It was during the beginning of our next period of focus that a rejected art student named Nick Cave began his trajectory towards worldwide iconic status. As a regular down Chapel Street in Prahran and Fitzroy Street in St Kilda, Cave regularly brought his band, The Boys Next Door/The Birthday Party, to the Crystal Ballroom up to their final show in 1983. Promoted around the region by fellow artist Jenny Watson, these bands were far from the refined and sophisticated Cave many know and love today. Instead, Cave was an Aussie Sid Vicious wannabe who flung himself around the stage, regularly serving as an unexpected ashtray for bandmate Roland S. Howard’s cigarettes.

After The Birthday Party’s breakup, most members, including Cave, went on to form Nick Cave and the Bad Seeds. This formation, largely due to the want of a new musical direction, led to a storied 17-album career, international fame, iconic legacy and a slew of awards that Cave famously despises.

The not-so-secret life of St Kilda


As we hit the 90s, the chaotic punk of the 80s was somewhat distilled down to a more acceptable form of rock music which would find its popularity in the mainstream. The Prince of Wales, Palace and the Espy became the home of grunge music, and Beat Magazine’s founder Rob Furst was running a dance club called Locomotion.

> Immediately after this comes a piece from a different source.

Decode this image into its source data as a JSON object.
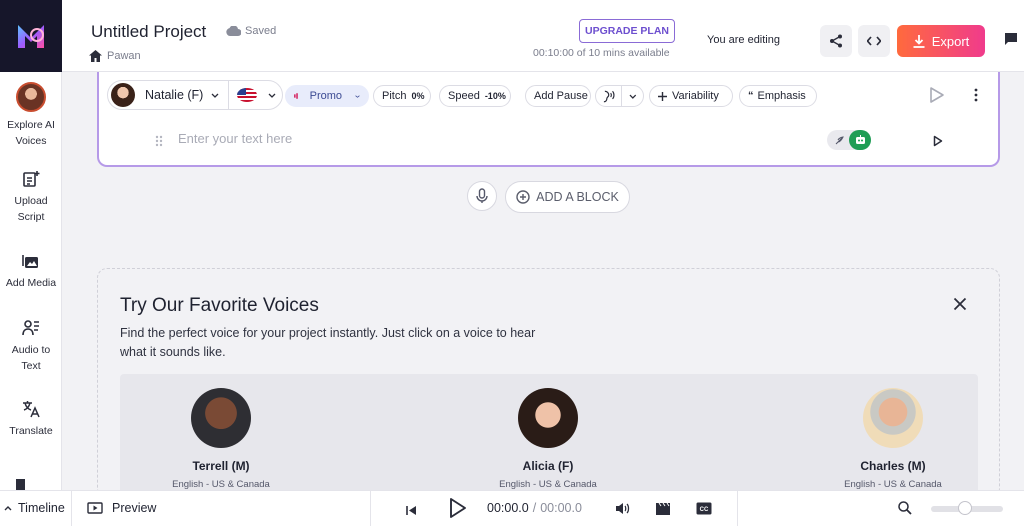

Dogs Bar became another live music staple in St Kilda’s bar culture and is one of the reasons why Victorian licensing laws changed to allow punters to order drinks without food. St Kilda remained a popular destination to see new and upcoming alternative acts, but this also led to a rise in population and prices.

“Creatively, things started to change toward the end of the 90s, there was still stuff going on, but it wasn’t as organic and free-flowing; it was more produced and organised. St Kilda started to lose its live music crown to the northside,” Meyers said.

As we head towards the naughties, St Kilda property prices rise, and the St Kilda Festival, which still runs yearly, becomes the largest free music festival in Australia. St Kilda is beamed into households across the country thanks to a TV show called The Secret Life of Us, which is filmed on Acland Street and the Esplanade, soundtracked by a host of local music, including Motor Ace’s Death Defy as its theme song.

In our next and final article about the history of live music in St Kilda, we’ll look at the current state of the suburb and the venues, old and new, that carry on its storied musical legacy.

To find out more information about the St Kilda Live Music Precinct, head to the website here.

This article was made in partnership with City of Port Phillip.